  • John Camp married Mary Minnie Tarpley on 1 January 1764 (3)
  • Thomas Camp IV married Nancy Anne Tarpley in 1768 (2)
  • Nathaniel Camp married Winnifred Tarpley in 1770 (4) 
For years the Camp family has been documented by a number of genealogists and family historians.  The Camp-Kemp Family History by Robert Neville Mann and Catherine Cleek Mann is often referred to in articles concerning the Camp family.  Back in the 1920s and 1930s there was a The Camp Family Bulletin which provided a place for genealogists and family historians to post findings about the family.  Locating and reading these resources is now high on my Genealogy To-Do List.

Meanwhile, I've found some additional helpful resources online. Elroy Christenson's Family Records web site presents an impressive amount of resources on a number of families, among them the Camp and Tarpley families.  Professional genealogist Nathaniel Lane Taylor includes The Kamp Papers, volume II by Gayle O Kamp on Taylor's web site.  A final helpful web site was that of the Lawson DNA Group.  It turns out there were a number of connections between the Tarpleys and the Lawsons in Richmond County, Virginia in the early 1700s.  The Lawson web site contains transcriptions of Richmond County documents which show both the legal and the family relationships the Tarpleys had with a number of families.  All three web sites were helpful in learning more about the Tarpley-Camp marriages and their families.

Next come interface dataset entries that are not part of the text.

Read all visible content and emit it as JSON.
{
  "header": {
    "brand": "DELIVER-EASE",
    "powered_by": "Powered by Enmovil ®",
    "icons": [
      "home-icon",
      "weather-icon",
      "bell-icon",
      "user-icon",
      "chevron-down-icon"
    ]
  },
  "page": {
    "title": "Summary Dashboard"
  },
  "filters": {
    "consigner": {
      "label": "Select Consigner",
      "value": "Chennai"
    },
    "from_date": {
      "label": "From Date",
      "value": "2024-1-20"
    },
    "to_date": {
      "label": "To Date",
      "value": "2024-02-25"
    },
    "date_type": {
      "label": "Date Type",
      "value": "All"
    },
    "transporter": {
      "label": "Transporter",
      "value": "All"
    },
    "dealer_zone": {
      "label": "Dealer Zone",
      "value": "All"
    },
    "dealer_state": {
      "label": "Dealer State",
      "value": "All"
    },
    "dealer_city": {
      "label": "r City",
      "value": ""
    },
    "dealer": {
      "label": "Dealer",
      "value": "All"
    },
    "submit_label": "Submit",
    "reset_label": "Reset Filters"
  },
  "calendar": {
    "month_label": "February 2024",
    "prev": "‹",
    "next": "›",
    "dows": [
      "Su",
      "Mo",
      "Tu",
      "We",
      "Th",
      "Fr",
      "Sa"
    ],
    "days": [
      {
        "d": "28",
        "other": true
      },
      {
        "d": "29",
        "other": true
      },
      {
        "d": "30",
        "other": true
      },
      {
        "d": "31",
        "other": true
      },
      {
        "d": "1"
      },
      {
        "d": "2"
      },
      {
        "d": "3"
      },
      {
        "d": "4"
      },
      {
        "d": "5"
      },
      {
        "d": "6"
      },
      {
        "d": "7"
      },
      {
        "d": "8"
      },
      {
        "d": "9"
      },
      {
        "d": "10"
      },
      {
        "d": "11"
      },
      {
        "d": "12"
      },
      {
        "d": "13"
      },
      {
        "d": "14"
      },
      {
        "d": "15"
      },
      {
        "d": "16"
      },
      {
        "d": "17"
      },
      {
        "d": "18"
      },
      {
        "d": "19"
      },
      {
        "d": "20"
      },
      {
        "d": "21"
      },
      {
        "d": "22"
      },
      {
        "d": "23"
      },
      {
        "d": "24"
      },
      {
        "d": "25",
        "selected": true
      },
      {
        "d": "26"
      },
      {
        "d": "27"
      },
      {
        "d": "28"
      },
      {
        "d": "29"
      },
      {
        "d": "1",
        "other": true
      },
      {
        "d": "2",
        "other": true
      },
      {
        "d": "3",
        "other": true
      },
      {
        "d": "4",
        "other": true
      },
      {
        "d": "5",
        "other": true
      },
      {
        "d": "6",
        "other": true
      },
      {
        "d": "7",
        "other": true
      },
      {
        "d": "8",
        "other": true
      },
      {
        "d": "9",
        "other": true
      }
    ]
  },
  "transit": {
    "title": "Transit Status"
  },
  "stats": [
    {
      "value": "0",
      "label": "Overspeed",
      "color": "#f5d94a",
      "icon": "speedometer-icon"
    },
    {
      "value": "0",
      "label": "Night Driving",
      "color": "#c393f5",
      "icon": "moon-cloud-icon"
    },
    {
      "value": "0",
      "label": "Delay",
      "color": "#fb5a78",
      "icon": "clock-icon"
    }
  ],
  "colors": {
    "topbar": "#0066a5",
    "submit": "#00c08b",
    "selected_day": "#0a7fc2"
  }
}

In addition to leading me to study some new-to-me online resources, my search for information about the Tarpley-Camp marriages provided me with enough printouts that I've started a new family folder for the Tarpleys.  New relatives, new resources, even a new Family Folder.  After all, marriage does lead to a lot of new things.

(1) Jeanne Mitchell Jordan Tabb, compiler.  Ancestor Lineages of Members Texas Society National Society Colonial Dames Seventeenth Century.  Baltimore, MD : Genealogical Publishing Co, c1992; accessed on
(2) Kamp, Gayle O.  The Kamp Papers, vol. II.  Indianapolis, IN: c1986; accessed on Nathan Lane Taylor web site,
(3) Supplemental Membership Application, Harrell Case Fountain, #76573, Georgia, on John Camp, approved 30 Nov 1953; accessed on  
(4) U.S. and International Marriage Records, 1560-1900, database,